==== Task inputs

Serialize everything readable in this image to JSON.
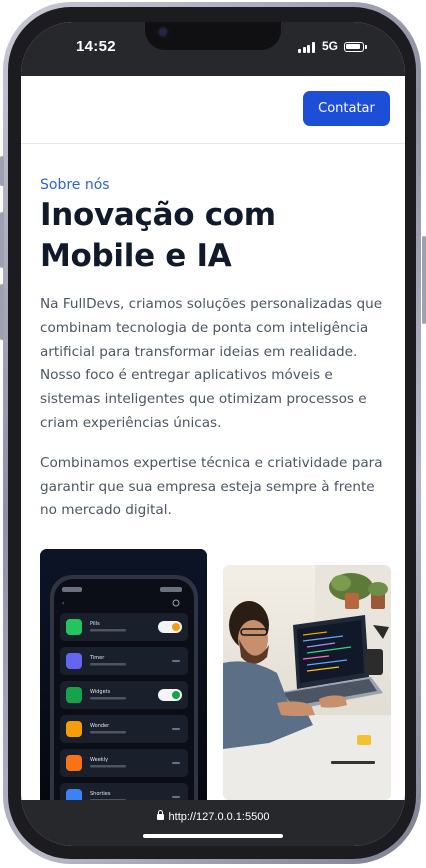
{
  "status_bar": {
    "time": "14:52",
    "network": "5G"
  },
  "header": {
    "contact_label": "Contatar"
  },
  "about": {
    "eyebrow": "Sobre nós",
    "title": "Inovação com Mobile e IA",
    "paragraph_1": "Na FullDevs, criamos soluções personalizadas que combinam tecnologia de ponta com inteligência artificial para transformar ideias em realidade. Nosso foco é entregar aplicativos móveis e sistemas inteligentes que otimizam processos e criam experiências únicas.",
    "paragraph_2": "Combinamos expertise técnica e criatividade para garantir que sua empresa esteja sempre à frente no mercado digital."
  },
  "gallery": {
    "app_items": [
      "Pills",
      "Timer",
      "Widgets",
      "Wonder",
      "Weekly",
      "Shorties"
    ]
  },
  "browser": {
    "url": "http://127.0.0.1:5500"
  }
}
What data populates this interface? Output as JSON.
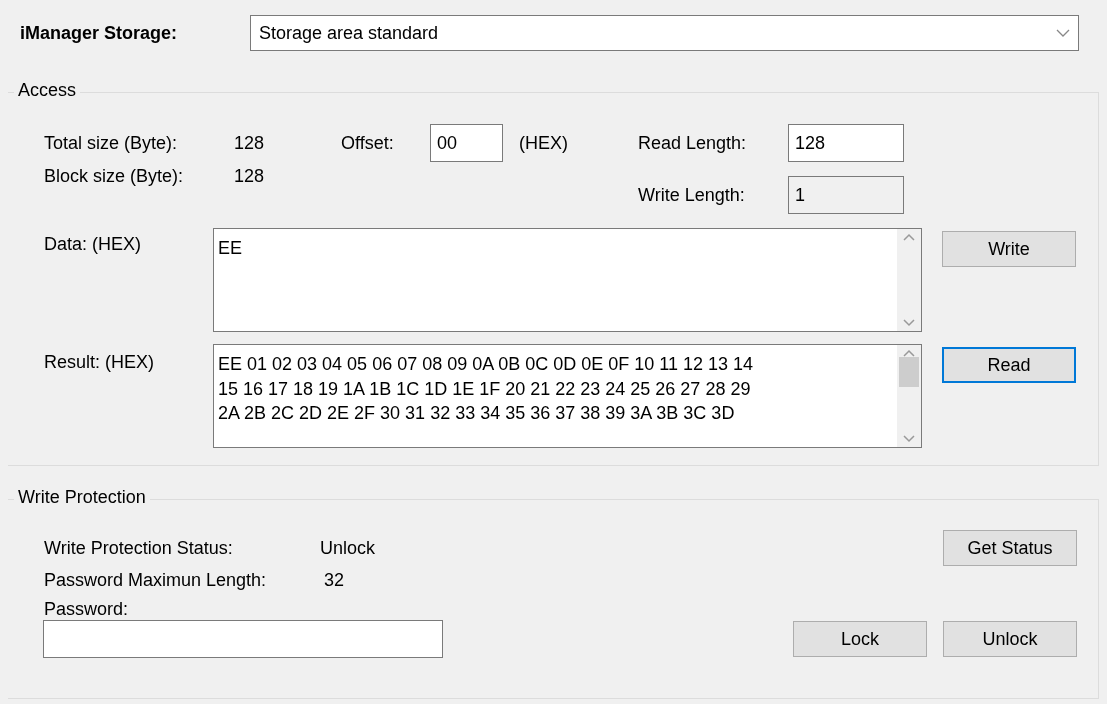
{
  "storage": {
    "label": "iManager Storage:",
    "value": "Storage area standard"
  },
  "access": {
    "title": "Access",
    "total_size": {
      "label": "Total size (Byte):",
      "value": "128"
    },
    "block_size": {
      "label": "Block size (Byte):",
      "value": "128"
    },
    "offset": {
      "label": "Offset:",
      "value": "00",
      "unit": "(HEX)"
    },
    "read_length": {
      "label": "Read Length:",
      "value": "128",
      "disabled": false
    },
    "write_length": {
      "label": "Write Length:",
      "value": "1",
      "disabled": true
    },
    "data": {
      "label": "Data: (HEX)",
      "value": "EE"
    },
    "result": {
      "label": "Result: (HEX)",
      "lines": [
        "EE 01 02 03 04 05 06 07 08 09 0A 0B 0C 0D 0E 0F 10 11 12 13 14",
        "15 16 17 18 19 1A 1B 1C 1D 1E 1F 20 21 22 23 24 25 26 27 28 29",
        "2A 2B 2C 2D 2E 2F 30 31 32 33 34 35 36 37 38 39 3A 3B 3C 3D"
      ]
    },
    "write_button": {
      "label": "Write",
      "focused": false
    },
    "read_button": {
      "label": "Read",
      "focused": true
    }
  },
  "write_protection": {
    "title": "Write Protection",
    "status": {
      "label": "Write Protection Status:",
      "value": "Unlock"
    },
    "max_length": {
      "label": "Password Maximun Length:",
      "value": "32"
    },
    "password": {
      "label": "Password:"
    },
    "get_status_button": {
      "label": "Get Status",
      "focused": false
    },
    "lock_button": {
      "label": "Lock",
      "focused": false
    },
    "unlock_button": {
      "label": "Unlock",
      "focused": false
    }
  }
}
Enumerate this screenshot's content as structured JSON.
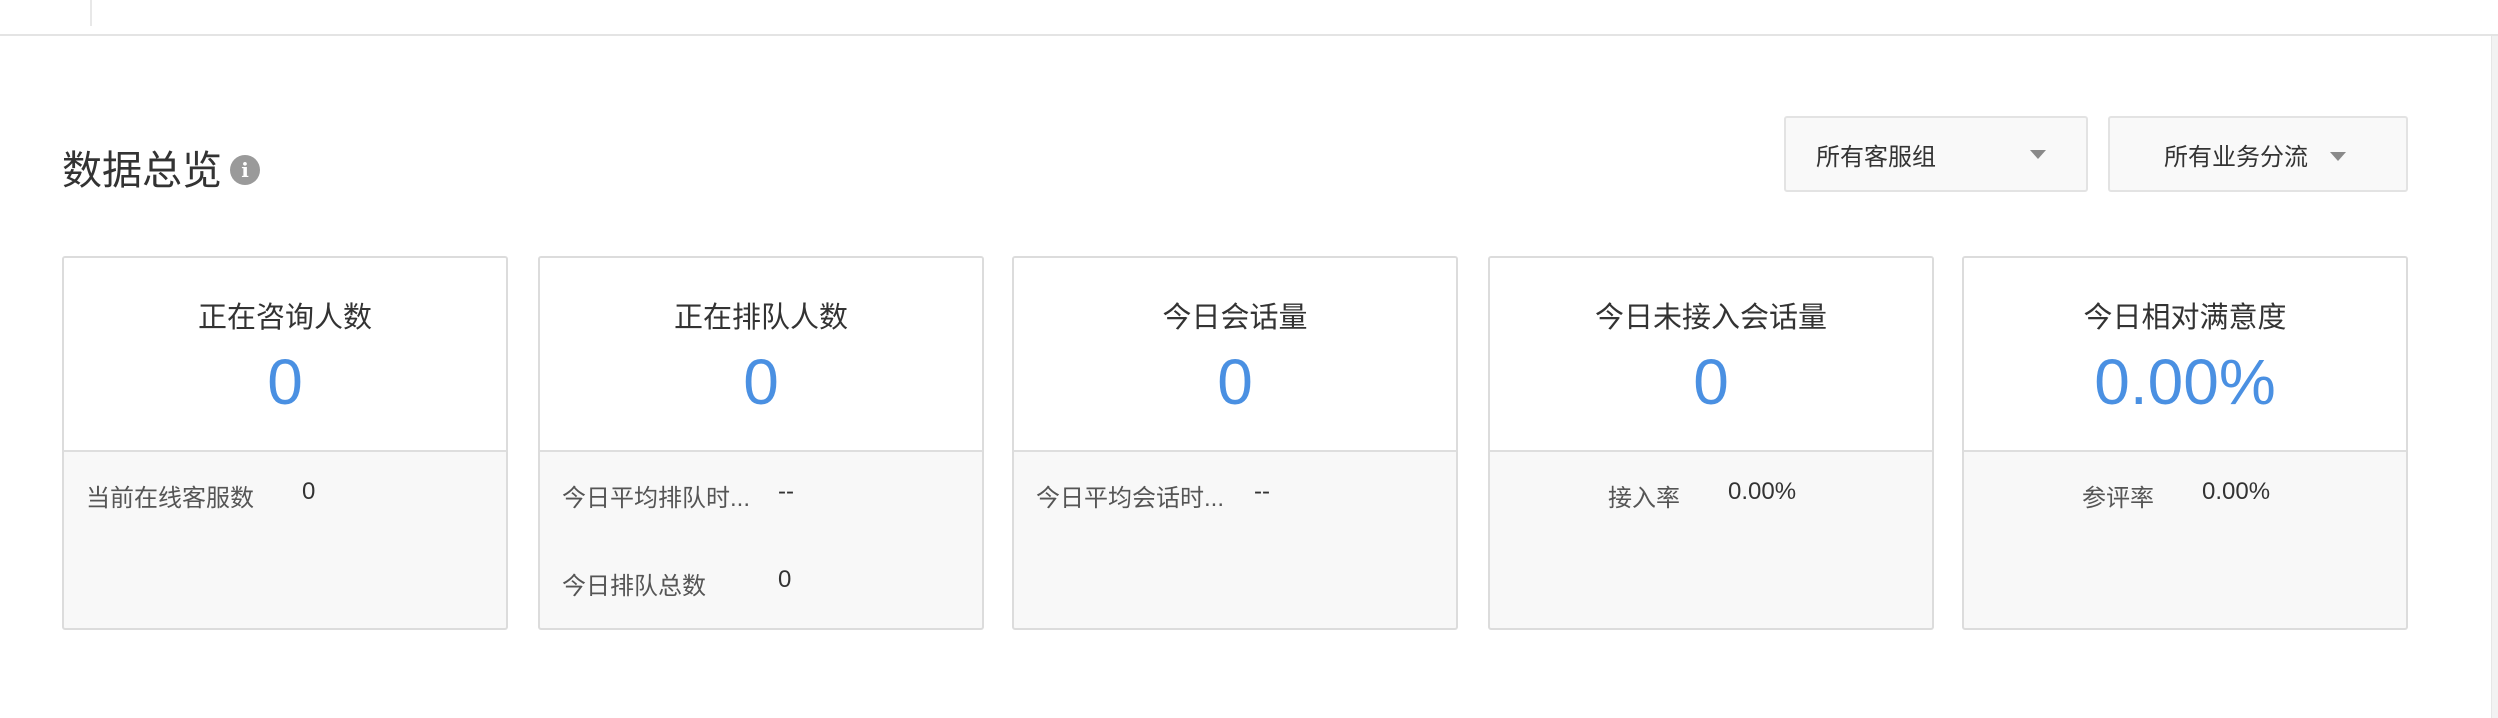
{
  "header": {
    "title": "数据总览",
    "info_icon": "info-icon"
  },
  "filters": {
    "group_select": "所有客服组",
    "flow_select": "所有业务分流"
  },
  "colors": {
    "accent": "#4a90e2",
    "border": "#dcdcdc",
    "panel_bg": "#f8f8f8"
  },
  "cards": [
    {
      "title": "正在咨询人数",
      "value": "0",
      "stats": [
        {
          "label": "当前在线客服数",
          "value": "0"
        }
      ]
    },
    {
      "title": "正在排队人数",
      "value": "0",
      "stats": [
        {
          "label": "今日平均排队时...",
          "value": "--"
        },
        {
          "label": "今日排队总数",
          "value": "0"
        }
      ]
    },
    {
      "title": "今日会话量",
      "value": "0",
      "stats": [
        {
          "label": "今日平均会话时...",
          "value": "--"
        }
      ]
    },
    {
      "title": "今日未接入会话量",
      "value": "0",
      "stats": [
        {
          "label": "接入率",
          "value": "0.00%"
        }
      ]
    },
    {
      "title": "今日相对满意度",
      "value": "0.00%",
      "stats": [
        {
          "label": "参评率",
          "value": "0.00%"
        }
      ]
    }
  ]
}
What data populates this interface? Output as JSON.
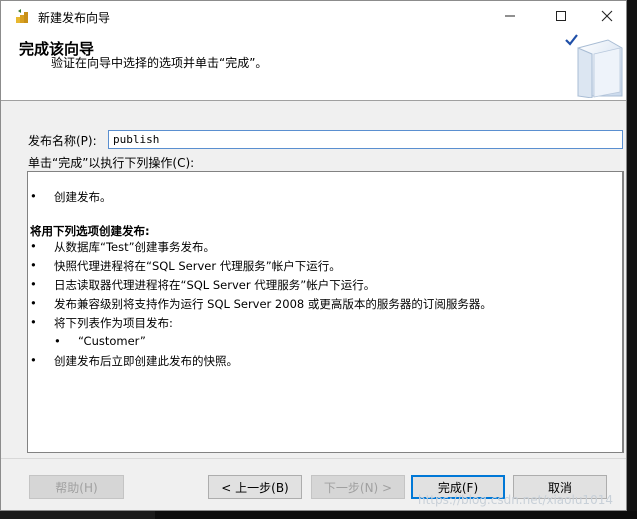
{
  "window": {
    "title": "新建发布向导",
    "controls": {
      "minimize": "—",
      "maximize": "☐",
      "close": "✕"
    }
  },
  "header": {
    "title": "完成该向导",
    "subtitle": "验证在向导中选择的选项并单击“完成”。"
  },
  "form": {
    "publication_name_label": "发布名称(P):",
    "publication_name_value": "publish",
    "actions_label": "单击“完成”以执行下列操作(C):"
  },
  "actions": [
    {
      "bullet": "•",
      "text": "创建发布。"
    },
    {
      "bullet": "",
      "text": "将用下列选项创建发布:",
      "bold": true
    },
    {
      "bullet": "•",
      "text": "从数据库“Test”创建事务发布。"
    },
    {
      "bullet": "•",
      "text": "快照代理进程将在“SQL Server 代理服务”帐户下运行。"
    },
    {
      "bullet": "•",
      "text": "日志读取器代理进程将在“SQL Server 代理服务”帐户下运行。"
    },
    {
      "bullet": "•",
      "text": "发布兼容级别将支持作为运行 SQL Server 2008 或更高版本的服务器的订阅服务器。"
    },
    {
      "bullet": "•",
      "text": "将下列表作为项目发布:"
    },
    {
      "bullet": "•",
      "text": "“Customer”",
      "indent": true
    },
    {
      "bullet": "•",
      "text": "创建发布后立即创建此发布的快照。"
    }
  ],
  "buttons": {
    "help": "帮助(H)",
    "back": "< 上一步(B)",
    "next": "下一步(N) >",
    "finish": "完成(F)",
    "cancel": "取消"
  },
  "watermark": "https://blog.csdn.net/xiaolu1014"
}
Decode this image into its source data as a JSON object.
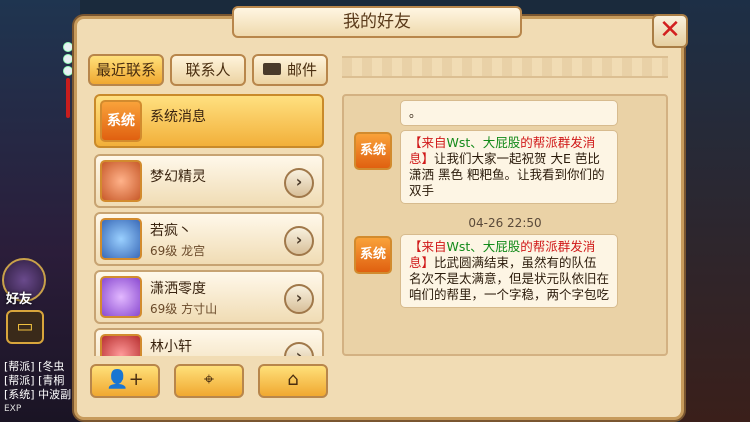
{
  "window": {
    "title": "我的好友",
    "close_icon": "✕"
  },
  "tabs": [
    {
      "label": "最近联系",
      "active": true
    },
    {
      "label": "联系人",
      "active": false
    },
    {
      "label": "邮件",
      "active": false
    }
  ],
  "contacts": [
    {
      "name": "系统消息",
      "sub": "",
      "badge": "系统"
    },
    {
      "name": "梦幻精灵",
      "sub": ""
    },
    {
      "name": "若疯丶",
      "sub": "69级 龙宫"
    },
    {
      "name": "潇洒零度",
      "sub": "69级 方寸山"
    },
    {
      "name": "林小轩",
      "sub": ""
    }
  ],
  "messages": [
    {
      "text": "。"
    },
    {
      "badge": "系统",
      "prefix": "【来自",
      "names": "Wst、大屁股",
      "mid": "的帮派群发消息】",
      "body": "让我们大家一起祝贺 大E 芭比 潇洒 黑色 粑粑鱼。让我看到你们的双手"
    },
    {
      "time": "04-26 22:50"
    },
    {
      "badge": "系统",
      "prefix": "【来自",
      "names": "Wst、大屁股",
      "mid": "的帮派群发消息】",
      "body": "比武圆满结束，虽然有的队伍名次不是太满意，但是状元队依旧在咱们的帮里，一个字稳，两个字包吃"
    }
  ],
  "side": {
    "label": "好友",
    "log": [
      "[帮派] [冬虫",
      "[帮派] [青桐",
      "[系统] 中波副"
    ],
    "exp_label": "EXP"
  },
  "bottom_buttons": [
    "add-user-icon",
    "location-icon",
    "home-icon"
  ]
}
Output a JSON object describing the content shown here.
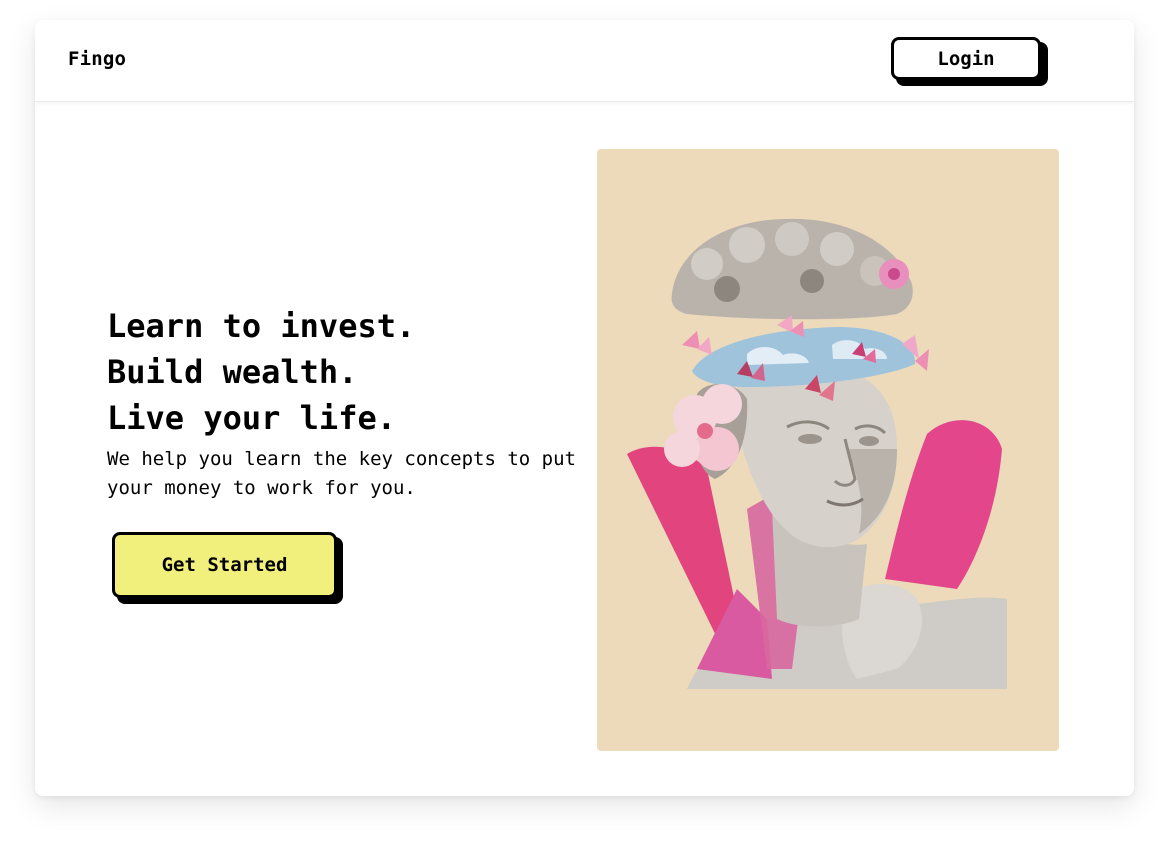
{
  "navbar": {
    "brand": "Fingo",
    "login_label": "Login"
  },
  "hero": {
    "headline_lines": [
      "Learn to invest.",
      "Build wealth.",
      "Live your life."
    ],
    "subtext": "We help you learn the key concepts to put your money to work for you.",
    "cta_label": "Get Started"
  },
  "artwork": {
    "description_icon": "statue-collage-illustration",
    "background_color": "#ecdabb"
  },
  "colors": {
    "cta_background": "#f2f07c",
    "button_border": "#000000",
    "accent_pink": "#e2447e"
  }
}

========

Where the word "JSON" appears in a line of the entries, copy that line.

Serialize everything readable in this image to JSON.
What data populates this interface? Output as JSON.
Enumerate this screenshot's content as structured JSON.
What data populates this interface? Output as JSON.
Decode this image into its source data as a JSON object.
Output a JSON object describing the content shown here.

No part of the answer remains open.